The Federal Housing Finance Agency announced on Wednesday it will retire flexibilities after this final extension due to low usage.
The Federal Housing Finance Agency (FHFA) announced Wednesday that Fannie Mae and Freddie Mac will extend some temporary loan origination flexibilities until May 31, 2021.
This extension from the flexibilities that were previously set to end on Apr. 30, 2021 after the FHFA’s last extension will be the final extension. The FHFA explained that as economy recovers, usage of these flexibilities has slowed, and that it expects to retire all temporary selling flexibilities on May 31, 2021.
Alternative appraisals on purchase and rate-term refinance loans are among the flexibilities that will now be extended through May 31, 2021.
However, those temporary flexibilities related to employment verification, condominium project reviews, and expanded power of attorney are being allowed to expire at the end of this month as scheduled on Apr. 30, 2021.
“Throughout the COVID-19 pandemic, FHFA has actively monitored the pandemic’s impact on mortgage market participants’ use of the temporary selling policies,” the FHFA said in a statement. “Low usage of the flexibilities make the temporary flexibilities no longer mandatory to ensure efficient market function.”
Other government agencies have already ended their support of alternative appraisal flexibilities. The Consumer Financial Protection Bureau (CFPB) rescinded a series of flexible COVID-19 policies Wednesday, including its support of alternative appraisal options.
“We are now over a year into the disruptive and deadly COVID-19 crisis,” CFPB Acting Director Dave Uejio said at the time. “The virus has affected industry as well as consumers, but individuals and families have been hardest-hit by the pandemic’s health and economic impacts. Providing regulatory flexibility to companies should not come at the expense of consumers. Because many financial institutions have developed more robust remote capabilities and demonstrated improved operations, it is no longer prudent to maintain these flexibilities. The CFPB’s first priority, today and always, is protecting consumers from harm.”

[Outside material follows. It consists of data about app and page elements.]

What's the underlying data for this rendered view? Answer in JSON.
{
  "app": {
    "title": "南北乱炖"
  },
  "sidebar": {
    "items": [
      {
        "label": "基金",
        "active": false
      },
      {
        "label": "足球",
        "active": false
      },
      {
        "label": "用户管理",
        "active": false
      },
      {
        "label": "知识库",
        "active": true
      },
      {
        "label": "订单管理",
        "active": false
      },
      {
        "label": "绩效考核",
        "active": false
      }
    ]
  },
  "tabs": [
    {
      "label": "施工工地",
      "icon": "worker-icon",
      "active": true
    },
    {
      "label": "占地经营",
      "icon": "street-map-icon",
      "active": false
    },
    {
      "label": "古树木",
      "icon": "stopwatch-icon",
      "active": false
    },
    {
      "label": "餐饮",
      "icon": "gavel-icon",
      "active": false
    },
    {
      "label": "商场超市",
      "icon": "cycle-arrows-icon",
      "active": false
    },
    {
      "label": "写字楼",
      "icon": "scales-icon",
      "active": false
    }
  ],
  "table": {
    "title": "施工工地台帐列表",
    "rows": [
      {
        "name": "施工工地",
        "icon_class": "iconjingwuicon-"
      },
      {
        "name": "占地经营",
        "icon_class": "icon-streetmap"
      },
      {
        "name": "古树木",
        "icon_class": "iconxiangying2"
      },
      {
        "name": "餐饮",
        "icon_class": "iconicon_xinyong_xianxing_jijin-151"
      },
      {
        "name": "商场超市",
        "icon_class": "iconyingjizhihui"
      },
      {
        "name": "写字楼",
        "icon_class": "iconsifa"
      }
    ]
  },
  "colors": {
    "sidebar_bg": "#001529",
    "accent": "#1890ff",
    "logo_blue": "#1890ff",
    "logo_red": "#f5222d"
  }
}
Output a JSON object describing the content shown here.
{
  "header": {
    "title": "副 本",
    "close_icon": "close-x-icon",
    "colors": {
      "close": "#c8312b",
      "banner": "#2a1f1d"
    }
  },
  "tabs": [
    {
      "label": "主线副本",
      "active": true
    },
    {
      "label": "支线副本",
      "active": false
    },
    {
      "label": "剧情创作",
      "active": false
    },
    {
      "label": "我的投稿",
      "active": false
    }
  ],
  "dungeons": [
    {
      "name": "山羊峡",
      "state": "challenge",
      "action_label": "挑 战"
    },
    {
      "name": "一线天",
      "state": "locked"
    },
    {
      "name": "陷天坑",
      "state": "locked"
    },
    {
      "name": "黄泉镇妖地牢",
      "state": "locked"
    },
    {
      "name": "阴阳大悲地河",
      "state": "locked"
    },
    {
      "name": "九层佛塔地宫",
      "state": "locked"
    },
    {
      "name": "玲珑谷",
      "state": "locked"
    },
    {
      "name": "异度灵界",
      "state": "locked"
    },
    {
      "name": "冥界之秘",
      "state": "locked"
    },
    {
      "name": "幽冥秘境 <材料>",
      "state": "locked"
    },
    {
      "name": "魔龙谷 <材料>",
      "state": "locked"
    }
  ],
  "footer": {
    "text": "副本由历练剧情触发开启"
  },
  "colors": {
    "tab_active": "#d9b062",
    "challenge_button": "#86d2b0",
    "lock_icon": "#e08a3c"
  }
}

The share of mortgages in forbearance continues to retreat from last summer’s highs, but approximately 2.3 million homeowners are still taking a hiatus from their monthly mortgage payments, according to the latest numbers from the Mortgage Bankers Association (MBA).